The qualifications for being an apostle included having been with Christ during His ministry, having personally witnessed Jesus after His resurrection, and having been empowered by the Holy Spirit to perform miracles or signs (Acts 1:21–22; 10:41; 2 Corinthians 12:12). Paul was an exception to part of the qualifications. Although he did not accompany Jesus on His earthly journeys, Jesus made a special appearance to him on the road to Damascus and set him apart as an apostle to the Gentiles (Acts 26:14–18). This is why Paul compared his place among the other apostles as “one born at the wrong time” 1 Corinthians 15:8.
There are no apostles, in the special sense of the word, alive in this world today. There were only twelve, and they had a special task in the founding of the church. The word apostle, however, is still used by some Christian groups in reference to a missionary or entrepreneurial leader in a general sense. But these people do not meet the same qualifications as the twelve apostles in the Bible.

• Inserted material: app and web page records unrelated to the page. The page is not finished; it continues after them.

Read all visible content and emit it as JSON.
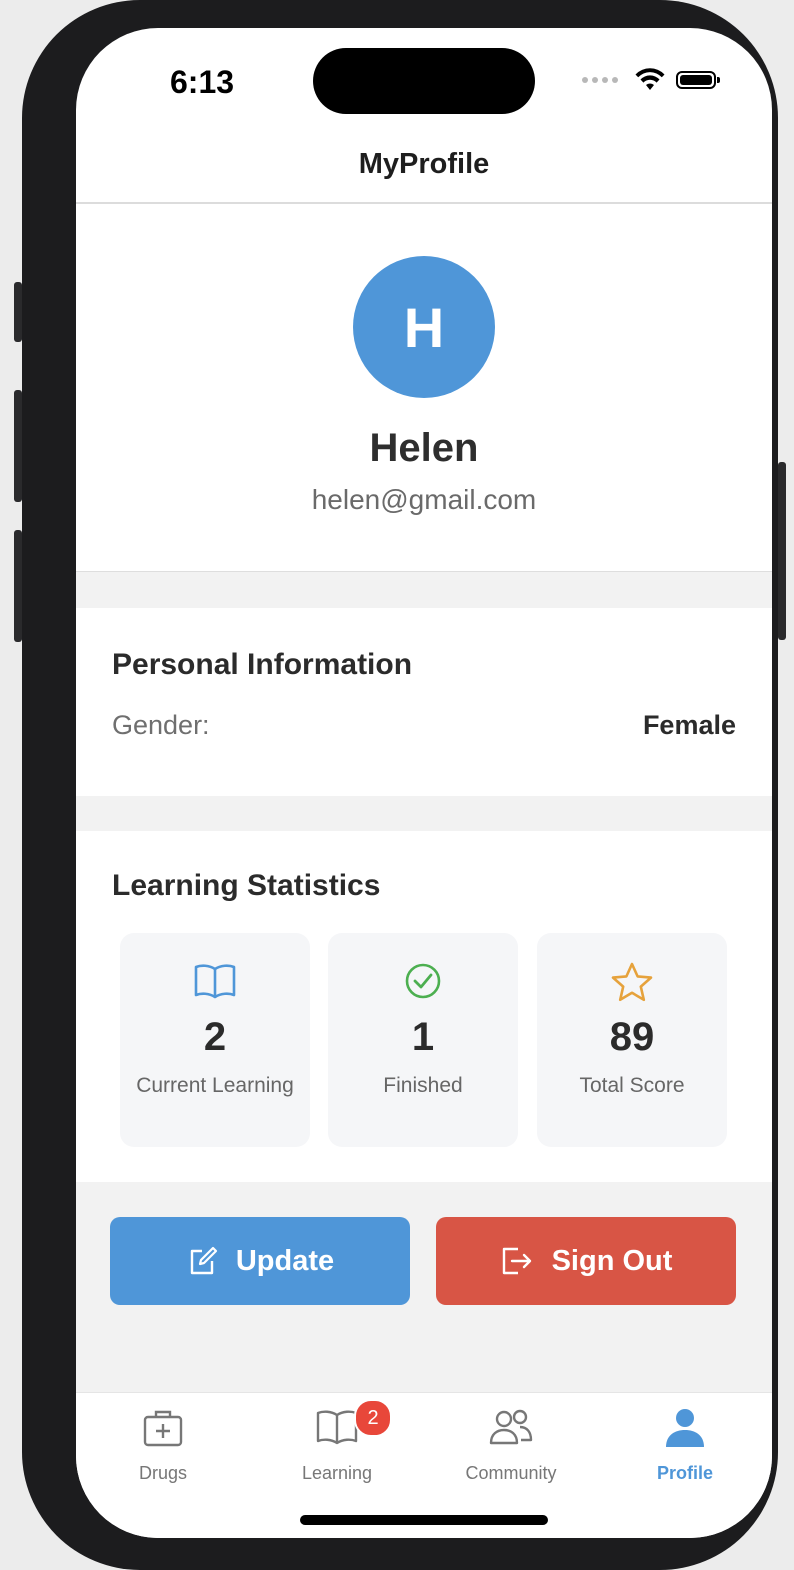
{
  "status_bar": {
    "time": "6:13"
  },
  "header": {
    "title": "MyProfile"
  },
  "profile": {
    "avatar_initial": "H",
    "name": "Helen",
    "email": "helen@gmail.com"
  },
  "personal_info": {
    "title": "Personal Information",
    "rows": [
      {
        "label": "Gender:",
        "value": "Female"
      }
    ]
  },
  "stats": {
    "title": "Learning Statistics",
    "items": [
      {
        "icon": "book-icon",
        "value": "2",
        "label": "Current Learning",
        "color": "#4f96d8"
      },
      {
        "icon": "check-circle-icon",
        "value": "1",
        "label": "Finished",
        "color": "#4caf50"
      },
      {
        "icon": "star-icon",
        "value": "89",
        "label": "Total Score",
        "color": "#e6a23c"
      }
    ]
  },
  "actions": {
    "update_label": "Update",
    "signout_label": "Sign Out"
  },
  "tabbar": {
    "tabs": [
      {
        "label": "Drugs",
        "icon": "medical-kit-icon"
      },
      {
        "label": "Learning",
        "icon": "book-icon",
        "badge": "2"
      },
      {
        "label": "Community",
        "icon": "people-icon"
      },
      {
        "label": "Profile",
        "icon": "person-icon",
        "active": true
      }
    ]
  },
  "colors": {
    "accent": "#4f96d8",
    "danger": "#d85545",
    "badge": "#e8473a"
  }
}
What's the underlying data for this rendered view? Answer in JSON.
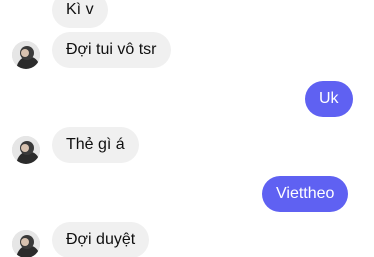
{
  "conversation": {
    "messages": [
      {
        "sender": "other",
        "text": "Kì v",
        "avatar": false
      },
      {
        "sender": "other",
        "text": "Đợi tui vô tsr",
        "avatar": true
      },
      {
        "sender": "me",
        "text": "Uk"
      },
      {
        "sender": "other",
        "text": "Thẻ gì á",
        "avatar": true
      },
      {
        "sender": "me",
        "text": "Viettheo"
      },
      {
        "sender": "other",
        "text": "Đợi duyệt",
        "avatar": true
      }
    ]
  },
  "colors": {
    "outgoing_bubble": "#5f61f2",
    "incoming_bubble": "#f0f0f0"
  }
}
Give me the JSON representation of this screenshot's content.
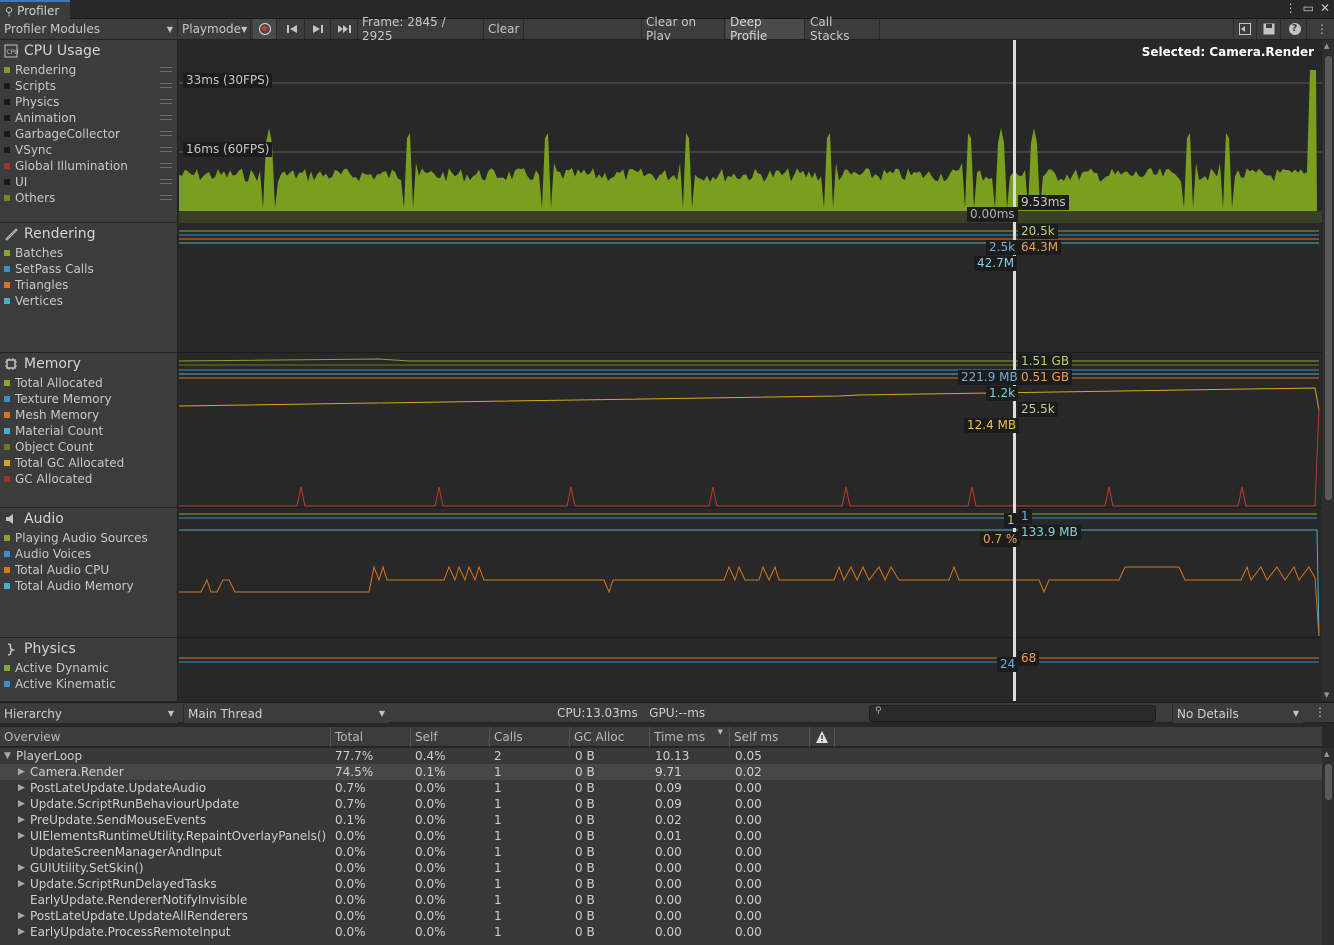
{
  "window": {
    "tab_title": "Profiler"
  },
  "toolbar": {
    "modules_dropdown": "Profiler Modules",
    "mode_dropdown": "Playmode",
    "frame_label": "Frame: 2845 / 2925",
    "clear": "Clear",
    "clear_on_play": "Clear on Play",
    "deep_profile": "Deep Profile",
    "call_stacks": "Call Stacks"
  },
  "modules": [
    {
      "title": "CPU Usage",
      "icon": "cpu-icon",
      "legend": [
        {
          "label": "Rendering",
          "color": "#78a12b"
        },
        {
          "label": "Scripts",
          "color": "#1a1a1a"
        },
        {
          "label": "Physics",
          "color": "#1a1a1a"
        },
        {
          "label": "Animation",
          "color": "#1a1a1a"
        },
        {
          "label": "GarbageCollector",
          "color": "#1a1a1a"
        },
        {
          "label": "VSync",
          "color": "#1a1a1a"
        },
        {
          "label": "Global Illumination",
          "color": "#a3312a"
        },
        {
          "label": "UI",
          "color": "#1a1a1a"
        },
        {
          "label": "Others",
          "color": "#6a8a27"
        }
      ]
    },
    {
      "title": "Rendering",
      "icon": "brush-icon",
      "legend": [
        {
          "label": "Batches",
          "color": "#84a72c"
        },
        {
          "label": "SetPass Calls",
          "color": "#3a8fc7"
        },
        {
          "label": "Triangles",
          "color": "#d9751a"
        },
        {
          "label": "Vertices",
          "color": "#44b0c9"
        }
      ]
    },
    {
      "title": "Memory",
      "icon": "chip-icon",
      "legend": [
        {
          "label": "Total Allocated",
          "color": "#84a72c"
        },
        {
          "label": "Texture Memory",
          "color": "#3a8fc7"
        },
        {
          "label": "Mesh Memory",
          "color": "#d9751a"
        },
        {
          "label": "Material Count",
          "color": "#44b0c9"
        },
        {
          "label": "Object Count",
          "color": "#6a7a22"
        },
        {
          "label": "Total GC Allocated",
          "color": "#d9a61a"
        },
        {
          "label": "GC Allocated",
          "color": "#a3312a"
        }
      ]
    },
    {
      "title": "Audio",
      "icon": "speaker-icon",
      "legend": [
        {
          "label": "Playing Audio Sources",
          "color": "#84a72c"
        },
        {
          "label": "Audio Voices",
          "color": "#3a8fc7"
        },
        {
          "label": "Total Audio CPU",
          "color": "#d9751a"
        },
        {
          "label": "Total Audio Memory",
          "color": "#44b0c9"
        }
      ]
    },
    {
      "title": "Physics",
      "icon": "physics-icon",
      "legend": [
        {
          "label": "Active Dynamic",
          "color": "#84a72c"
        },
        {
          "label": "Active Kinematic",
          "color": "#3a8fc7"
        }
      ]
    }
  ],
  "charts": {
    "selected": "Selected: Camera.Render",
    "cpu_33": "33ms (30FPS)",
    "cpu_16": "16ms (60FPS)",
    "cpu_val1": "9.53ms",
    "cpu_val2": "0.00ms",
    "rend_batches": "20.5k",
    "rend_setpass": "2.5k",
    "rend_tris": "64.3M",
    "rend_verts": "42.7M",
    "mem_total": "1.51 GB",
    "mem_texture": "221.9 MB",
    "mem_mesh": "0.51 GB",
    "mem_material": "1.2k",
    "mem_object": "25.5k",
    "mem_gc": "12.4 MB",
    "audio_sources": "1",
    "audio_voices": "1",
    "audio_cpu": "0.7 %",
    "audio_mem": "133.9 MB",
    "phys_dynamic": "68",
    "phys_kinematic": "24"
  },
  "bottom_toolbar": {
    "view": "Hierarchy",
    "thread": "Main Thread",
    "cpu_gpu": "CPU:13.03ms   GPU:--ms",
    "details": "No Details"
  },
  "table": {
    "headers": [
      "Overview",
      "Total",
      "Self",
      "Calls",
      "GC Alloc",
      "Time ms",
      "Self ms"
    ],
    "rows": [
      {
        "name": "PlayerLoop",
        "expander": "down",
        "indent": 0,
        "total": "77.7%",
        "self": "0.4%",
        "calls": "2",
        "gc": "0 B",
        "time": "10.13",
        "selfms": "0.05"
      },
      {
        "name": "Camera.Render",
        "expander": "right",
        "indent": 1,
        "total": "74.5%",
        "self": "0.1%",
        "calls": "1",
        "gc": "0 B",
        "time": "9.71",
        "selfms": "0.02",
        "selected": true
      },
      {
        "name": "PostLateUpdate.UpdateAudio",
        "expander": "right",
        "indent": 1,
        "total": "0.7%",
        "self": "0.0%",
        "calls": "1",
        "gc": "0 B",
        "time": "0.09",
        "selfms": "0.00"
      },
      {
        "name": "Update.ScriptRunBehaviourUpdate",
        "expander": "right",
        "indent": 1,
        "total": "0.7%",
        "self": "0.0%",
        "calls": "1",
        "gc": "0 B",
        "time": "0.09",
        "selfms": "0.00"
      },
      {
        "name": "PreUpdate.SendMouseEvents",
        "expander": "right",
        "indent": 1,
        "total": "0.1%",
        "self": "0.0%",
        "calls": "1",
        "gc": "0 B",
        "time": "0.02",
        "selfms": "0.00"
      },
      {
        "name": "UIElementsRuntimeUtility.RepaintOverlayPanels()",
        "expander": "right",
        "indent": 1,
        "total": "0.0%",
        "self": "0.0%",
        "calls": "1",
        "gc": "0 B",
        "time": "0.01",
        "selfms": "0.00"
      },
      {
        "name": "UpdateScreenManagerAndInput",
        "expander": "",
        "indent": 1,
        "total": "0.0%",
        "self": "0.0%",
        "calls": "1",
        "gc": "0 B",
        "time": "0.00",
        "selfms": "0.00"
      },
      {
        "name": "GUIUtility.SetSkin()",
        "expander": "right",
        "indent": 1,
        "total": "0.0%",
        "self": "0.0%",
        "calls": "1",
        "gc": "0 B",
        "time": "0.00",
        "selfms": "0.00"
      },
      {
        "name": "Update.ScriptRunDelayedTasks",
        "expander": "right",
        "indent": 1,
        "total": "0.0%",
        "self": "0.0%",
        "calls": "1",
        "gc": "0 B",
        "time": "0.00",
        "selfms": "0.00"
      },
      {
        "name": "EarlyUpdate.RendererNotifyInvisible",
        "expander": "",
        "indent": 1,
        "total": "0.0%",
        "self": "0.0%",
        "calls": "1",
        "gc": "0 B",
        "time": "0.00",
        "selfms": "0.00"
      },
      {
        "name": "PostLateUpdate.UpdateAllRenderers",
        "expander": "right",
        "indent": 1,
        "total": "0.0%",
        "self": "0.0%",
        "calls": "1",
        "gc": "0 B",
        "time": "0.00",
        "selfms": "0.00"
      },
      {
        "name": "EarlyUpdate.ProcessRemoteInput",
        "expander": "right",
        "indent": 1,
        "total": "0.0%",
        "self": "0.0%",
        "calls": "1",
        "gc": "0 B",
        "time": "0.00",
        "selfms": "0.00"
      }
    ]
  }
}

In summary, every person who believes in Jesus as his or her Savior is a disciple of Jesus. However, only a select group of early believers were chosen as apostles and given authority to perform signs and share the revelations found in the New Testament.